## [WHAT THE TASK ASKS]
Output the data verbatim, with nothing added or dropped.
Segment Start: DATA LISTING
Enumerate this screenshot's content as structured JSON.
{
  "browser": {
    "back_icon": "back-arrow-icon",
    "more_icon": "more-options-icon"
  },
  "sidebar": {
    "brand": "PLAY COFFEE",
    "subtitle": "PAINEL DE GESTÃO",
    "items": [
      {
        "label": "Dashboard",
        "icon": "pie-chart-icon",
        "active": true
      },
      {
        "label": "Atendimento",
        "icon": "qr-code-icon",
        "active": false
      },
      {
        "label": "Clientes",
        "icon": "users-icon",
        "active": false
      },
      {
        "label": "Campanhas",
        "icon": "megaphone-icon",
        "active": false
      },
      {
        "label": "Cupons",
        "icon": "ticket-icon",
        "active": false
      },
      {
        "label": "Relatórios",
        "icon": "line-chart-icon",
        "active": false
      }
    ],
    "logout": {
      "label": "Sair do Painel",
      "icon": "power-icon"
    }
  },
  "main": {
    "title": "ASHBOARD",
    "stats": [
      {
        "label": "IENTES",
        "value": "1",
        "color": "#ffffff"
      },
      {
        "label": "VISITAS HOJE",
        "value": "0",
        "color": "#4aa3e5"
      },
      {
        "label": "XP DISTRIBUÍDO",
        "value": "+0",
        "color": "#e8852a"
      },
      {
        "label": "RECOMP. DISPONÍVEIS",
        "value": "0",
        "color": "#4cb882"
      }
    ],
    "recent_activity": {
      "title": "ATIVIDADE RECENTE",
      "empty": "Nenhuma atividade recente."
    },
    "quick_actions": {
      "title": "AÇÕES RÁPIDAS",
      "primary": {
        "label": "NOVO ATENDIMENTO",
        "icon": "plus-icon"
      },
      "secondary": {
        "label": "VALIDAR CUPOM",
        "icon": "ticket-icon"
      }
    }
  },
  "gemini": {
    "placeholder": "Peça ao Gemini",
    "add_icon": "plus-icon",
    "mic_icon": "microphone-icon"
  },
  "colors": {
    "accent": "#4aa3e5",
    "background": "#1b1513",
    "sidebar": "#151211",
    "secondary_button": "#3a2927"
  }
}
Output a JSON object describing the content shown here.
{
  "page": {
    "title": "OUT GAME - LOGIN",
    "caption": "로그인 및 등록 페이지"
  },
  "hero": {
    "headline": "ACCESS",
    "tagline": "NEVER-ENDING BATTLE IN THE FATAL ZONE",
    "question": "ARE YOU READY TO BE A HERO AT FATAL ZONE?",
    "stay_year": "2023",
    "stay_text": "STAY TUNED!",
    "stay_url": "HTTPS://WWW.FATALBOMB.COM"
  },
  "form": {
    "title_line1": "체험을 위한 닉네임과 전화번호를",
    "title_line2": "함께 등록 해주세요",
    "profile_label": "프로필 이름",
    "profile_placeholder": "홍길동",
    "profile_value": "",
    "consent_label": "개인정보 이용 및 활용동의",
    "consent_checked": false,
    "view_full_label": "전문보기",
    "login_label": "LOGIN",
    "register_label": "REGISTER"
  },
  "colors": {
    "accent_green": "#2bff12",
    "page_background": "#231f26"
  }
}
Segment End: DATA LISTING
## [RESULT]
Enumerate this screenshot's content as structured JSON.
{
  "browser": {
    "back_icon": "back-arrow-icon",
    "more_icon": "more-options-icon"
  },
  "sidebar": {
    "brand": "PLAY COFFEE",
    "subtitle": "PAINEL DE GESTÃO",
    "items": [
      {
        "label": "Dashboard",
        "icon": "pie-chart-icon",
        "active": true
      },
      {
        "label": "Atendimento",
        "icon": "qr-code-icon",
        "active": false
      },
      {
        "label": "Clientes",
        "icon": "users-icon",
        "active": false
      },
      {
        "label": "Campanhas",
        "icon": "megaphone-icon",
        "active": false
      },
      {
        "label": "Cupons",
        "icon": "ticket-icon",
        "active": false
      },
      {
        "label": "Relatórios",
        "icon": "line-chart-icon",
        "active": false
      }
    ],
    "logout": {
      "label": "Sair do Painel",
      "icon": "power-icon"
    }
  },
  "main": {
    "title": "ASHBOARD",
    "stats": [
      {
        "label": "IENTES",
        "value": "1",
        "color": "#ffffff"
      },
      {
        "label": "VISITAS HOJE",
        "value": "0",
        "color": "#4aa3e5"
      },
      {
        "label": "XP DISTRIBUÍDO",
        "value": "+0",
        "color": "#e8852a"
      },
      {
        "label": "RECOMP. DISPONÍVEIS",
        "value": "0",
        "color": "#4cb882"
      }
    ],
    "recent_activity": {
      "title": "ATIVIDADE RECENTE",
      "empty": "Nenhuma atividade recente."
    },
    "quick_actions": {
      "title": "AÇÕES RÁPIDAS",
      "primary": {
        "label": "NOVO ATENDIMENTO",
        "icon": "plus-icon"
      },
      "secondary": {
        "label": "VALIDAR CUPOM",
        "icon": "ticket-icon"
      }
    }
  },
  "gemini": {
    "placeholder": "Peça ao Gemini",
    "add_icon": "plus-icon",
    "mic_icon": "microphone-icon"
  },
  "colors": {
    "accent": "#4aa3e5",
    "background": "#1b1513",
    "sidebar": "#151211",
    "secondary_button": "#3a2927"
  }
}
Output a JSON object describing the content shown here.
{
  "page": {
    "title": "OUT GAME - LOGIN",
    "caption": "로그인 및 등록 페이지"
  },
  "hero": {
    "headline": "ACCESS",
    "tagline": "NEVER-ENDING BATTLE IN THE FATAL ZONE",
    "question": "ARE YOU READY TO BE A HERO AT FATAL ZONE?",
    "stay_year": "2023",
    "stay_text": "STAY TUNED!",
    "stay_url": "HTTPS://WWW.FATALBOMB.COM"
  },
  "form": {
    "title_line1": "체험을 위한 닉네임과 전화번호를",
    "title_line2": "함께 등록 해주세요",
    "profile_label": "프로필 이름",
    "profile_placeholder": "홍길동",
    "profile_value": "",
    "consent_label": "개인정보 이용 및 활용동의",
    "consent_checked": false,
    "view_full_label": "전문보기",
    "login_label": "LOGIN",
    "register_label": "REGISTER"
  },
  "colors": {
    "accent_green": "#2bff12",
    "page_background": "#231f26"
  }
}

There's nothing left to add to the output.